"The heyday of small publishers may have run its course, or given way to the Web, but it is worth recalling the time of Barney Rosset, at Grove; James Laughlin, at New Directions; and Braziller, who has published this charming memoir just short of his hundredth birthday. Braziller served in the war and then published writers as disparate as Janet Frame, Henri Alleg, Nathalie Sarraute, and Orhan Pahmuk. The book is made up of brief chapters––glimpses into a life of integrity and taste, of war, commerce, and literature. There’s also a nifty scene with Marilyn Monroe. Braziller retired when he was ninety-four, handing the reins to his sons. It’s clear that he did so with some regret: his work and the people he met were sources of abiding pleasure." -The New Yorker
"[Braziller] is known for both his early acquisition and promotion of international literary stars." Read more of this wonderful review of Encounters in The Guardian
"…none is more powerful as a new memoir by George Braziller, who in 1955, founded an eponymous press that did very big things." Read the review in The New Republic
We are pleased to announce the publication this summer of ENCOUNTERS, MY LIFE IN PUBLISHING completed by our founder, George Braziller, at age 99. A window into the golden age of independent publishing and a beautiful visual book with many pages in full color. In Encounters, Braziller recounts his Depression-era childhood in Brooklyn, his political awakening with the Spanish Civil War, starting his own book clubs, his active duty in the European Theatre of World War II, and building his independent publishing company, George Braziller, In. In a series of candid, humorous vignettes, Braziller relates his experiences as publisher of literary figures like Orhan Pamuk and Jean-Paul Sartre, as well as encounters with Marc Chagall, Pablo Picasso, and friendships with Arthur Miller, Marilyn Monroe, and many others who inspired him and enabled his publishing house to flourish.
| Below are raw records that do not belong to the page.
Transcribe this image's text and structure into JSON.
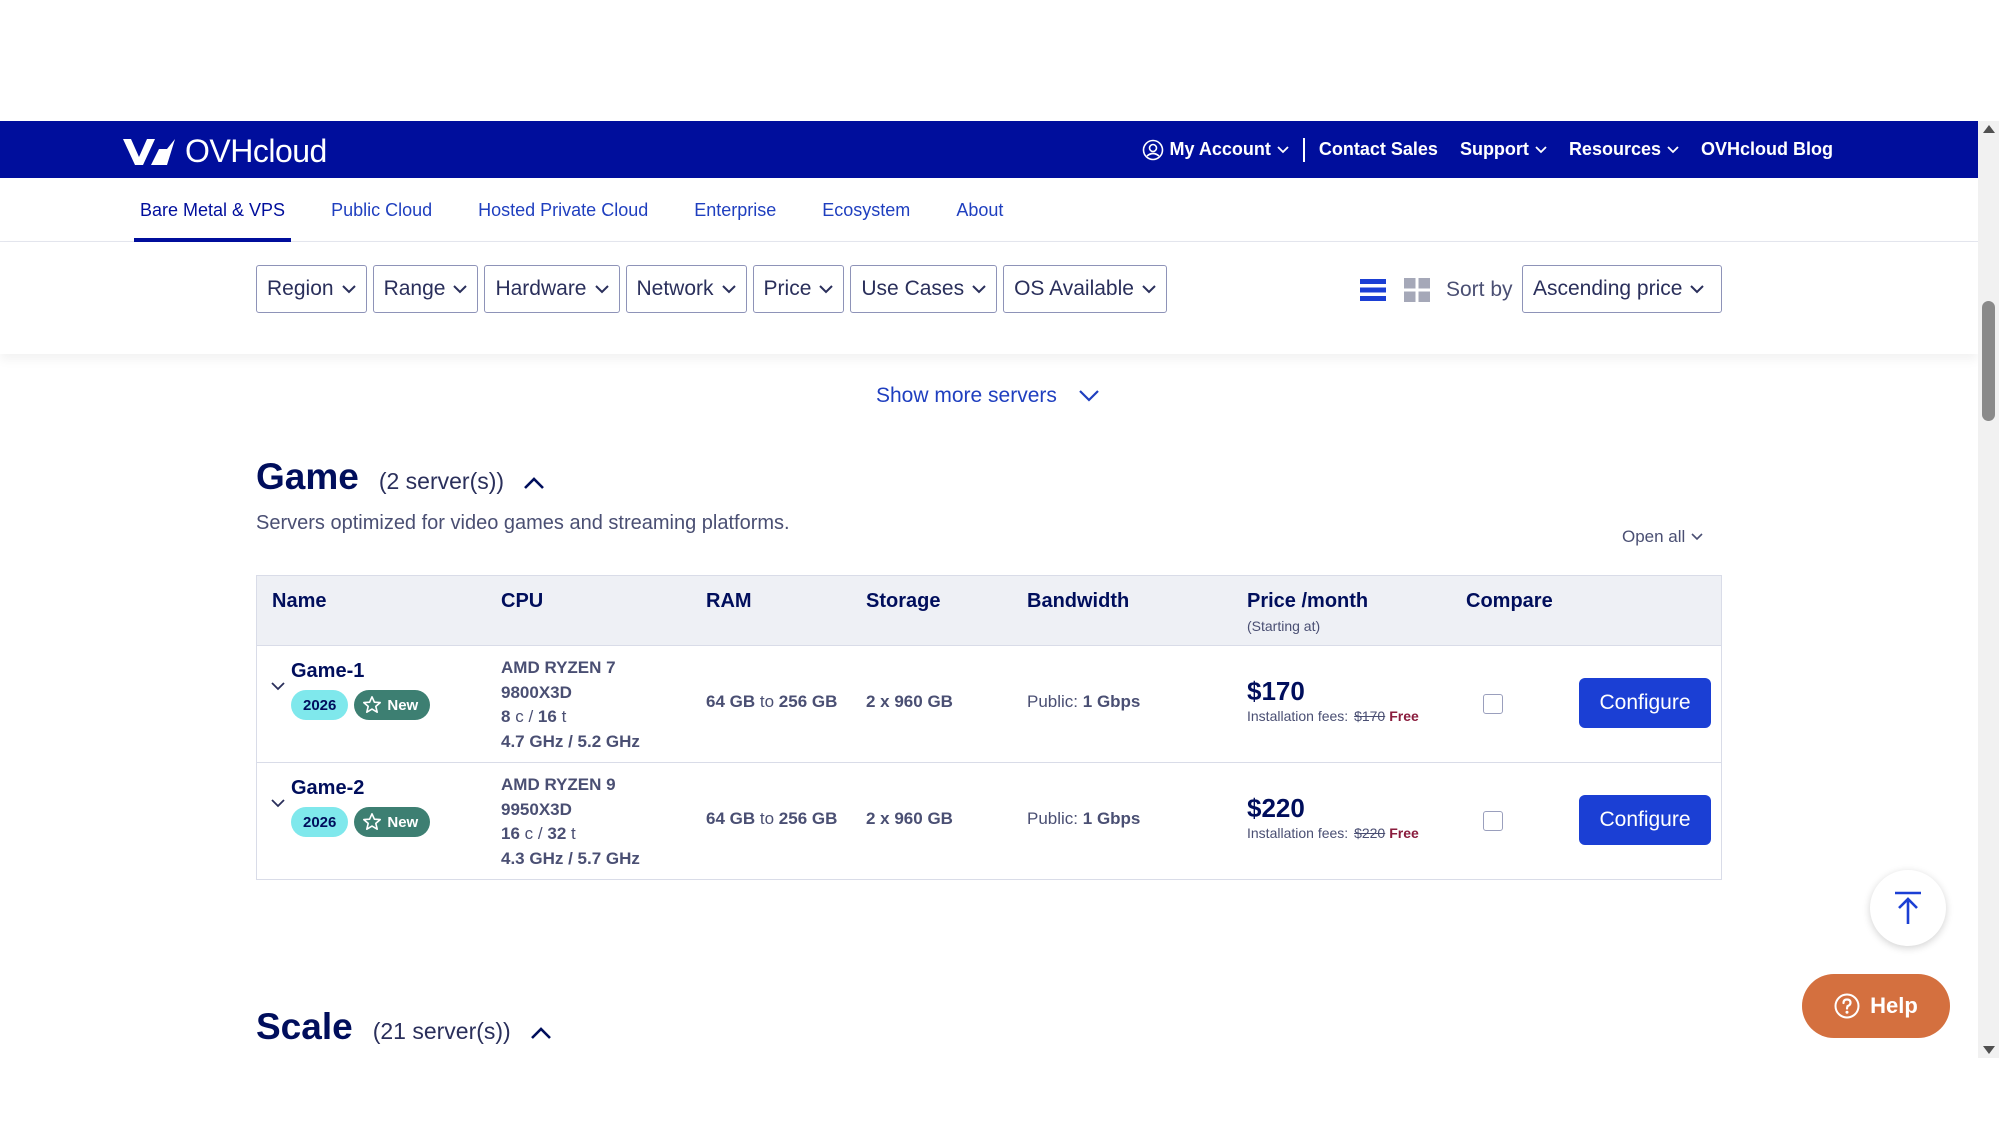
{
  "brand": {
    "name": "OVHcloud"
  },
  "topnav": {
    "my_account": "My Account",
    "contact_sales": "Contact Sales",
    "support": "Support",
    "resources": "Resources",
    "blog": "OVHcloud Blog"
  },
  "subnav": {
    "tabs": [
      "Bare Metal & VPS",
      "Public Cloud",
      "Hosted Private Cloud",
      "Enterprise",
      "Ecosystem",
      "About"
    ],
    "active": "Bare Metal & VPS"
  },
  "filters": {
    "buttons": [
      "Region",
      "Range",
      "Hardware",
      "Network",
      "Price",
      "Use Cases",
      "OS Available"
    ],
    "sort_label": "Sort by",
    "sort_value": "Ascending price"
  },
  "show_more": "Show more servers",
  "game": {
    "title": "Game",
    "count": "(2 server(s))",
    "description": "Servers optimized for video games and streaming platforms.",
    "open_all": "Open all",
    "columns": {
      "name": "Name",
      "cpu": "CPU",
      "ram": "RAM",
      "storage": "Storage",
      "bandwidth": "Bandwidth",
      "price": "Price /month",
      "price_sub": "(Starting at)",
      "compare": "Compare"
    },
    "rows": [
      {
        "name": "Game-1",
        "year": "2026",
        "badge": "New",
        "cpu_model_1": "AMD RYZEN 7",
        "cpu_model_2": "9800X3D",
        "cores": "8",
        "threads": "16",
        "freq": "4.7 GHz / 5.2 GHz",
        "ram_min": "64 GB",
        "ram_max": "256 GB",
        "storage": "2 x 960 GB",
        "bw_label": "Public:",
        "bw_value": "1 Gbps",
        "price": "$170",
        "fee_label": "Installation fees:",
        "fee_old": "$170",
        "fee_new": "Free",
        "configure": "Configure"
      },
      {
        "name": "Game-2",
        "year": "2026",
        "badge": "New",
        "cpu_model_1": "AMD RYZEN 9",
        "cpu_model_2": "9950X3D",
        "cores": "16",
        "threads": "32",
        "freq": "4.3 GHz / 5.7 GHz",
        "ram_min": "64 GB",
        "ram_max": "256 GB",
        "storage": "2 x 960 GB",
        "bw_label": "Public:",
        "bw_value": "1 Gbps",
        "price": "$220",
        "fee_label": "Installation fees:",
        "fee_old": "$220",
        "fee_new": "Free",
        "configure": "Configure"
      }
    ]
  },
  "scale": {
    "title": "Scale",
    "count": "(21 server(s))"
  },
  "common": {
    "c": "c",
    "t": "t",
    "slash": "/",
    "to": "to"
  },
  "help": "Help",
  "colors": {
    "nav_bg": "#000e9c",
    "accent": "#1b3fd4",
    "help": "#d4703f",
    "badge_year": "#7fe8ec",
    "badge_new": "#3d7f72"
  }
}
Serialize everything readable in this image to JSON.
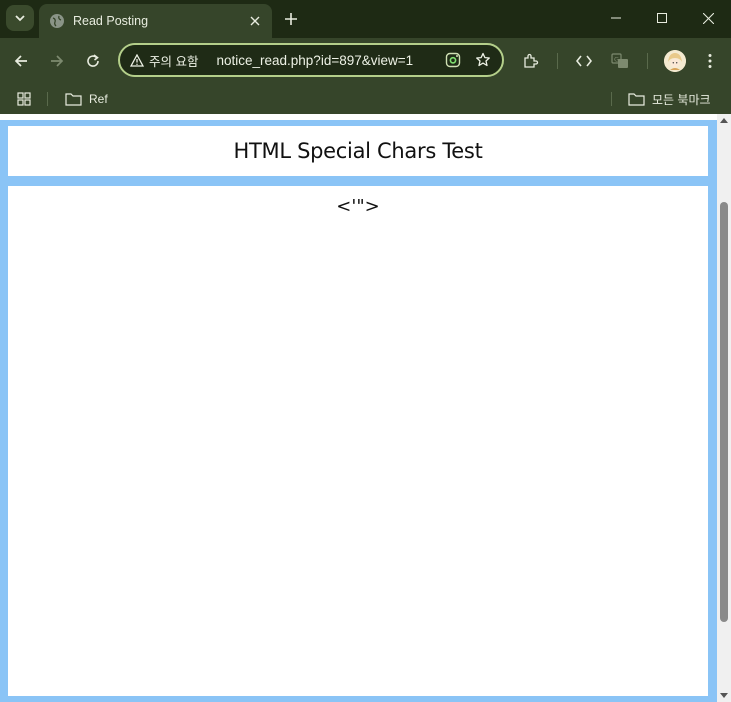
{
  "browser": {
    "tab": {
      "title": "Read Posting"
    },
    "address_bar": {
      "security_label": "주의 요함",
      "url": "notice_read.php?id=897&view=1"
    },
    "bookmarks": [
      {
        "label": "Ref"
      }
    ],
    "all_bookmarks_label": "모든 북마크"
  },
  "page": {
    "title": "HTML Special Chars Test",
    "content": "<'\">"
  },
  "colors": {
    "frame_blue": "#8ac4f6",
    "omnibox_border": "#b4cf8a",
    "chrome_green": "#36452a"
  }
}
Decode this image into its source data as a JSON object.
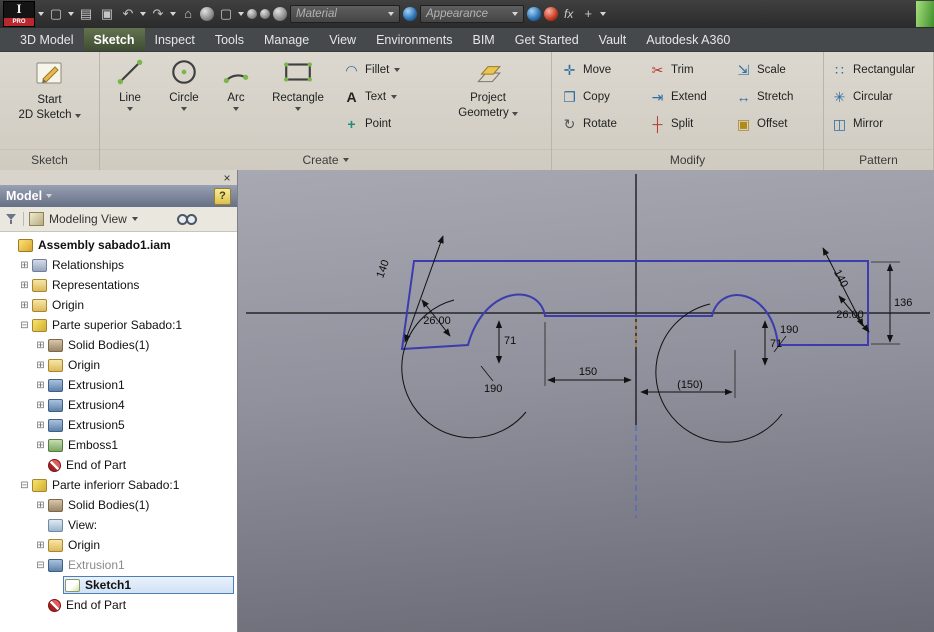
{
  "titlebar": {
    "logo_i": "I",
    "logo_pro": "PRO",
    "material": "Material",
    "appearance": "Appearance",
    "fx": "fx"
  },
  "tabs": [
    "3D Model",
    "Sketch",
    "Inspect",
    "Tools",
    "Manage",
    "View",
    "Environments",
    "BIM",
    "Get Started",
    "Vault",
    "Autodesk A360"
  ],
  "active_tab": "Sketch",
  "ribbon": {
    "sketch_panel": {
      "title": "Sketch",
      "start1": "Start",
      "start2": "2D Sketch"
    },
    "create_panel": {
      "title": "Create",
      "line": "Line",
      "circle": "Circle",
      "arc": "Arc",
      "rectangle": "Rectangle",
      "fillet": "Fillet",
      "text": "Text",
      "point": "Point",
      "project1": "Project",
      "project2": "Geometry"
    },
    "modify_panel": {
      "title": "Modify",
      "move": "Move",
      "copy": "Copy",
      "rotate": "Rotate",
      "trim": "Trim",
      "extend": "Extend",
      "split": "Split",
      "scale": "Scale",
      "stretch": "Stretch",
      "offset": "Offset"
    },
    "pattern_panel": {
      "title": "Pattern",
      "rectangular": "Rectangular",
      "circular": "Circular",
      "mirror": "Mirror"
    }
  },
  "icons": {
    "new": "▢",
    "open": "▤",
    "save": "▣",
    "undo": "↶",
    "redo": "↷",
    "home": "⌂",
    "plus": "+",
    "move": "✛",
    "copy": "❐",
    "rotate": "↻",
    "trim": "✂",
    "extend": "⇥",
    "split": "┼",
    "scale": "⇲",
    "stretch": "↔",
    "offset": "▣",
    "rectangular": "∷",
    "circular": "✳",
    "mirror": "◫",
    "fillet": "◠",
    "text": "A",
    "point": "+"
  },
  "browser": {
    "title": "Model",
    "help": "?",
    "close": "×",
    "view_mode": "Modeling View",
    "tree": [
      {
        "label": "Assembly sabado1.iam",
        "expand": ""
      },
      {
        "label": "Relationships",
        "expand": "⊞"
      },
      {
        "label": "Representations",
        "expand": "⊞"
      },
      {
        "label": "Origin",
        "expand": "⊞"
      },
      {
        "label": "Parte superior Sabado:1",
        "expand": "⊟"
      },
      {
        "label": "Solid Bodies(1)",
        "expand": "⊞"
      },
      {
        "label": "Origin",
        "expand": "⊞"
      },
      {
        "label": "Extrusion1",
        "expand": "⊞"
      },
      {
        "label": "Extrusion4",
        "expand": "⊞"
      },
      {
        "label": "Extrusion5",
        "expand": "⊞"
      },
      {
        "label": "Emboss1",
        "expand": "⊞"
      },
      {
        "label": "End of Part",
        "expand": ""
      },
      {
        "label": "Parte inferiorr Sabado:1",
        "expand": "⊟"
      },
      {
        "label": "Solid Bodies(1)",
        "expand": "⊞"
      },
      {
        "label": "View:",
        "expand": ""
      },
      {
        "label": "Origin",
        "expand": "⊞"
      },
      {
        "label": "Extrusion1",
        "expand": "⊟"
      },
      {
        "label": "Sketch1",
        "expand": ""
      },
      {
        "label": "End of Part",
        "expand": ""
      }
    ]
  },
  "canvas": {
    "dims": {
      "d140L": "140",
      "d26L": "26.00",
      "d71L": "71",
      "d190L": "190",
      "d150": "150",
      "d150ref": "(150)",
      "d190R": "190",
      "d71R": "71",
      "d26R": "26.00",
      "d140R": "140",
      "d136": "136"
    }
  }
}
"This sweet and nostalgic chronicle...represents a bygone era in publishing that's worth revisiting." -Publishers Weekly
By Adrienne Baxter Bell
The essential book on the innovative American landscape painter, with a new preface by the author. This eloquent examination of Inness' most important paintings illuminates the artist’s philosophical and religious preoccupations. It provides an overview of his life and situates Inness within the contexts of key issues in American history, such as the Hudson River School, Transcendentalism, Swedenborgianism, and the work of William James. It explains for the first time how Inness treated landscape painting as a form of philosophical inquiry that could communicate his holistic belief in the unity of nature and spirit. In her new preface, Adrienne Baxter Bell expands on her previous ideas; adding new developments in Inness scholarship.
Poems by Philip Hodgins
Edited by Paul Kane
FIRST LIGHT brings together the best work of the legendary Australian poet, Philip Hodgins. Published in The New Yorker and The Paris Review, Hodgins was internationally renowned for his unflinchingly honest and mordant account of country life in Australia. In a vivid and lucid style, his astonishing poems reveal the complexities, depths and urgencies of living at the edge of life and death. Celebrated for his sophisticated yet understated craftsmanship, Hodgins writes with subtlety, humor and heartbreaking intensity.
Braziller is renowned for publishing the work of artists such as Pablo Picasso, Will Barnett, Henri Matisse, Red Grooms, Philip Guston, and George Inness, as well as its pioneering architecture series. A leader in contemporary literary fiction and nonfiction, Braziller introduced the work of Nathalie Sarraute, Claude Simon, Orhan Pamuk, Charles Simic, Janet Frame and Buchi Emecheta to American readers. We continue in this tradition with our current series of contemporary Australian poetry, a first collection by essayist Allison Gruber, and the first English translations of renowned Mexican writer, Juan Villoro.